Materials and methods: The aim of the present study is to validate an appropriate approach for high throughput multiscreening for VTEC and Salmonella in fresh produce focusing on the case studies of  strawberries, lettuce and basil. Sample replicates were inoculated (1000, 100, 10 cfu/25 g) and analysed after 1 and 5 days storage at 7{\textdegree}C using in parallel GeneDisc Multiplex PCR (stx2, stx1, eae, aggR and Salmonella) and IMS-chromogenic media (CT-SMAC (O157), MAC (O26) and Brilliance Salmonella (Salmonella spp.)).
Results and Discussion: Both methods enabled detection of the E. coli O157 and O26 and Salmonella Thompson strain at all inoculums if analysed after 24h although, in particular for basil, GeneDisc needed {\textonehalf} dilution of DNA extract to overcome inhibition and competitive flora troubled reading of chromogenic media. After 5 days cold storage, pathogens were recovered for basil (stored at 10{\textdegree}C) whereas lower inoculums levels were more difficult to detect for strawberries (13/18 for VTEC and 10/18 for Salmonella) and lettuce (16/18 for VTEC and 18/18 for Salmonella). GeneDisc Multiplex PCR was shown to be a suitable screening method for simultaneous sensitive detection of VTEC and Salmonella in fresh produce although overcoming PCR inhibition by DNA dilution was needed in particular after 5 days storage and for the leafy vegetables. IMS combined with chromogenic media was shown to be a cumbersome method in particular for VTEC to differentiate from competing flora in leafy vegetables. When using CHROMagar STEC as chromogenic media (without IMS) better and clearer results were obtained.},

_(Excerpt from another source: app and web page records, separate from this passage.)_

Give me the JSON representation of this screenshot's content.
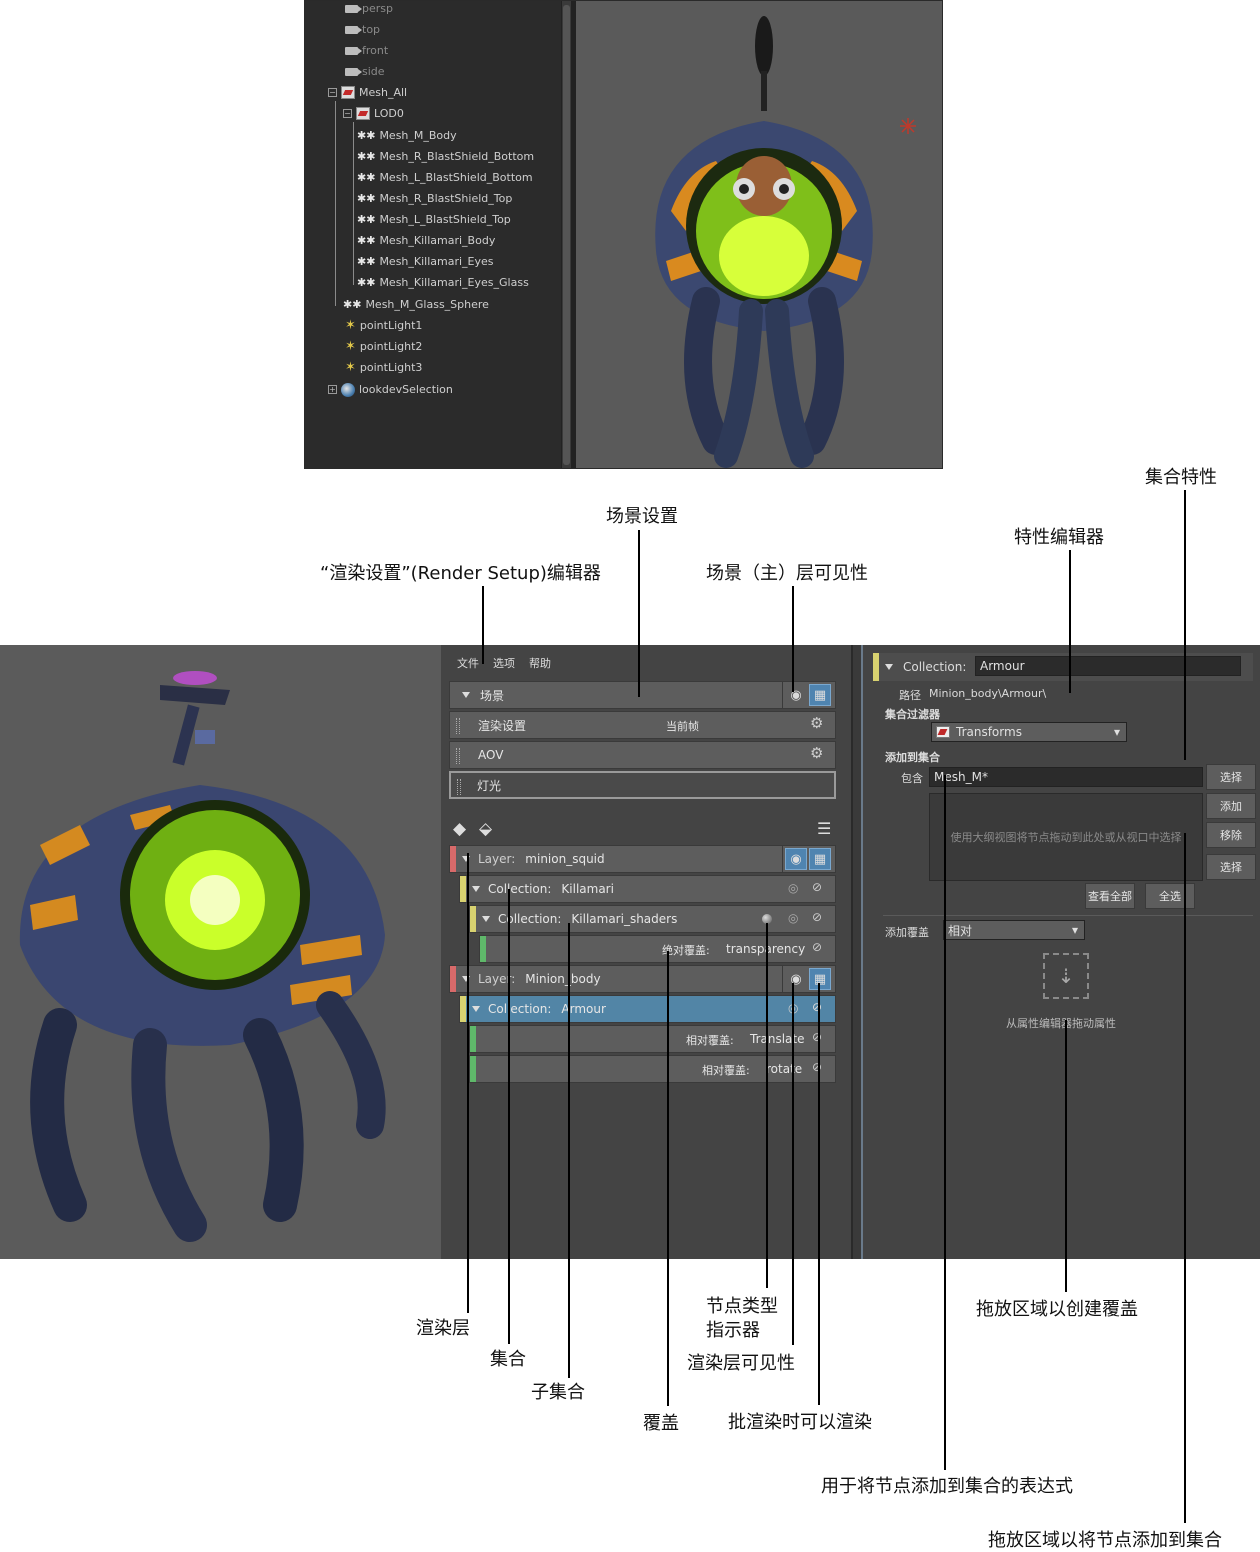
{
  "outliner": {
    "items": [
      {
        "label": "persp",
        "kind": "camera"
      },
      {
        "label": "top",
        "kind": "camera"
      },
      {
        "label": "front",
        "kind": "camera"
      },
      {
        "label": "side",
        "kind": "camera"
      },
      {
        "label": "Mesh_All",
        "kind": "set"
      },
      {
        "label": "LOD0",
        "kind": "set"
      },
      {
        "label": "Mesh_M_Body",
        "kind": "mesh"
      },
      {
        "label": "Mesh_R_BlastShield_Bottom",
        "kind": "mesh"
      },
      {
        "label": "Mesh_L_BlastShield_Bottom",
        "kind": "mesh"
      },
      {
        "label": "Mesh_R_BlastShield_Top",
        "kind": "mesh"
      },
      {
        "label": "Mesh_L_BlastShield_Top",
        "kind": "mesh"
      },
      {
        "label": "Mesh_Killamari_Body",
        "kind": "mesh"
      },
      {
        "label": "Mesh_Killamari_Eyes",
        "kind": "mesh"
      },
      {
        "label": "Mesh_Killamari_Eyes_Glass",
        "kind": "mesh"
      },
      {
        "label": "Mesh_M_Glass_Sphere",
        "kind": "mesh"
      },
      {
        "label": "pointLight1",
        "kind": "light"
      },
      {
        "label": "pointLight2",
        "kind": "light"
      },
      {
        "label": "pointLight3",
        "kind": "light"
      },
      {
        "label": "lookdevSelection",
        "kind": "selection"
      }
    ]
  },
  "render_setup": {
    "menu": [
      "文件",
      "选项",
      "帮助"
    ],
    "scene_label": "场景",
    "render_settings_label": "渲染设置",
    "current_frame_label": "当前帧",
    "aov_label": "AOV",
    "lights_label": "灯光",
    "layer1": {
      "prefix": "Layer:",
      "name": "minion_squid"
    },
    "collection1": {
      "prefix": "Collection:",
      "name": "Killamari"
    },
    "subcollection1": {
      "prefix": "Collection:",
      "name": "Killamari_shaders"
    },
    "override1": {
      "prefix": "绝对覆盖:",
      "name": "transparency"
    },
    "layer2": {
      "prefix": "Layer:",
      "name": "Minion_body"
    },
    "collection2": {
      "prefix": "Collection:",
      "name": "Armour"
    },
    "override2": {
      "prefix": "相对覆盖:",
      "name": "Translate"
    },
    "override3": {
      "prefix": "相对覆盖:",
      "name": "rotate"
    }
  },
  "attribute_editor": {
    "collection_prefix": "Collection:",
    "collection_name": "Armour",
    "path_label": "路径",
    "path_value": "Minion_body\\Armour\\",
    "filter_label": "集合过滤器",
    "filter_value": "Transforms",
    "add_to_collection_label": "添加到集合",
    "include_label": "包含",
    "include_value": "Mesh_M*",
    "select_button": "选择",
    "add_button": "添加",
    "remove_button": "移除",
    "select_button_2": "选择",
    "drop_hint": "使用大纲视图将节点拖动到此处或从视口中选择",
    "view_all_button": "查看全部",
    "select_all_button": "全选",
    "add_override_label": "添加覆盖",
    "override_mode": "相对",
    "drag_attr_hint": "从属性编辑器拖动属性"
  },
  "callouts": {
    "render_setup_editor": "“渲染设置”(Render Setup)编辑器",
    "scene_settings": "场景设置",
    "scene_master_visibility": "场景（主）层可见性",
    "property_editor": "特性编辑器",
    "collection_properties": "集合特性",
    "render_layer": "渲染层",
    "collection": "集合",
    "subcollection": "子集合",
    "override": "覆盖",
    "node_type_indicator_1": "节点类型",
    "node_type_indicator_2": "指示器",
    "render_layer_visibility": "渲染层可见性",
    "renderable_in_batch": "批渲染时可以渲染",
    "drop_zone_override": "拖放区域以创建覆盖",
    "expression_add_nodes": "用于将节点添加到集合的表达式",
    "drop_zone_add_nodes": "拖放区域以将节点添加到集合"
  },
  "colors": {
    "layer_swatch": "#d86a6a",
    "collection_swatch": "#d8d270",
    "override_swatch": "#5fb86a",
    "selected_row": "#5285a6",
    "panel_bg": "#444444"
  }
}
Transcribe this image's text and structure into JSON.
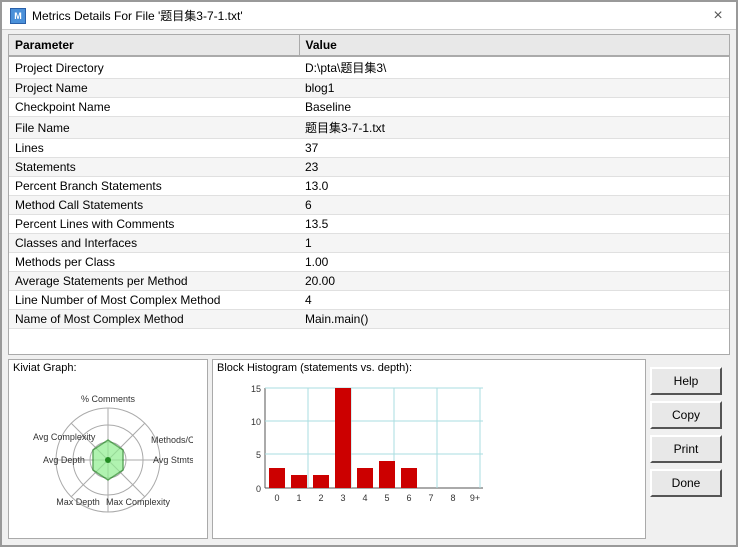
{
  "window": {
    "title": "Metrics Details For File '题目集3-7-1.txt'",
    "close_label": "×"
  },
  "table": {
    "col_param": "Parameter",
    "col_value": "Value",
    "rows": [
      {
        "param": "Project Directory",
        "value": "D:\\pta\\题目集3\\"
      },
      {
        "param": "Project Name",
        "value": "blog1"
      },
      {
        "param": "Checkpoint Name",
        "value": "Baseline"
      },
      {
        "param": "File Name",
        "value": "题目集3-7-1.txt"
      },
      {
        "param": "Lines",
        "value": "37"
      },
      {
        "param": "Statements",
        "value": "23"
      },
      {
        "param": "Percent Branch Statements",
        "value": "13.0"
      },
      {
        "param": "Method Call Statements",
        "value": "6"
      },
      {
        "param": "Percent Lines with Comments",
        "value": "13.5"
      },
      {
        "param": "Classes and Interfaces",
        "value": "1"
      },
      {
        "param": "Methods per Class",
        "value": "1.00"
      },
      {
        "param": "Average Statements per Method",
        "value": "20.00"
      },
      {
        "param": "Line Number of Most Complex Method",
        "value": "4"
      },
      {
        "param": "Name of Most Complex Method",
        "value": "Main.main()"
      }
    ]
  },
  "kiviat": {
    "label": "Kiviat Graph:",
    "labels": {
      "top": "% Comments",
      "top_right": "Methods/Class",
      "right": "Avg Stmts/Method",
      "bottom_right": "Max Complexity",
      "bottom": "Max Depth",
      "bottom_left": "Max Depth",
      "left": "Avg Depth",
      "top_left": "Avg Complexity"
    }
  },
  "histogram": {
    "label": "Block Histogram (statements vs. depth):",
    "x_labels": [
      "0",
      "1",
      "2",
      "3",
      "4",
      "5",
      "6",
      "7",
      "8",
      "9+"
    ],
    "y_max": 15,
    "y_labels": [
      "0",
      "5",
      "10",
      "15"
    ],
    "bars": [
      3,
      2,
      2,
      15,
      3,
      4,
      3,
      0,
      0,
      0
    ]
  },
  "buttons": {
    "help": "Help",
    "copy": "Copy",
    "print": "Print",
    "done": "Done"
  }
}
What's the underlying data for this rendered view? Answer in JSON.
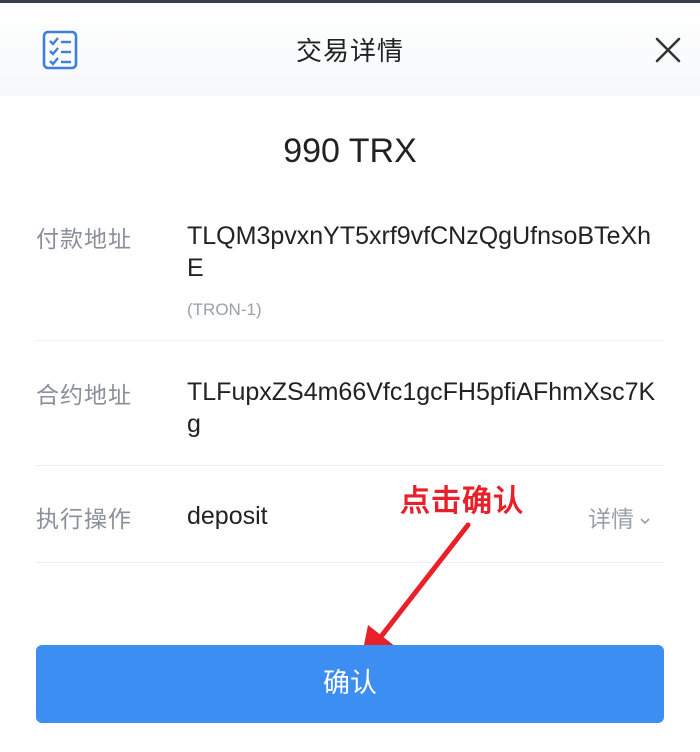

  author       = {Delbeke, Stefanie and Holvoet, Kevin and Samuels, Eric and Uyttendaele, Mieke},
  booktitle    = {FoodMicro 2012, Abstracts},
  language     = {eng},
  location     = {Istanbul, Turkey},
  title        = {GeneDisc multiplex-PCR and IMS-chromogenic media for detection of VTEC and Salmonella in lettuce, strawberries and basil},
  year         = {2012},
}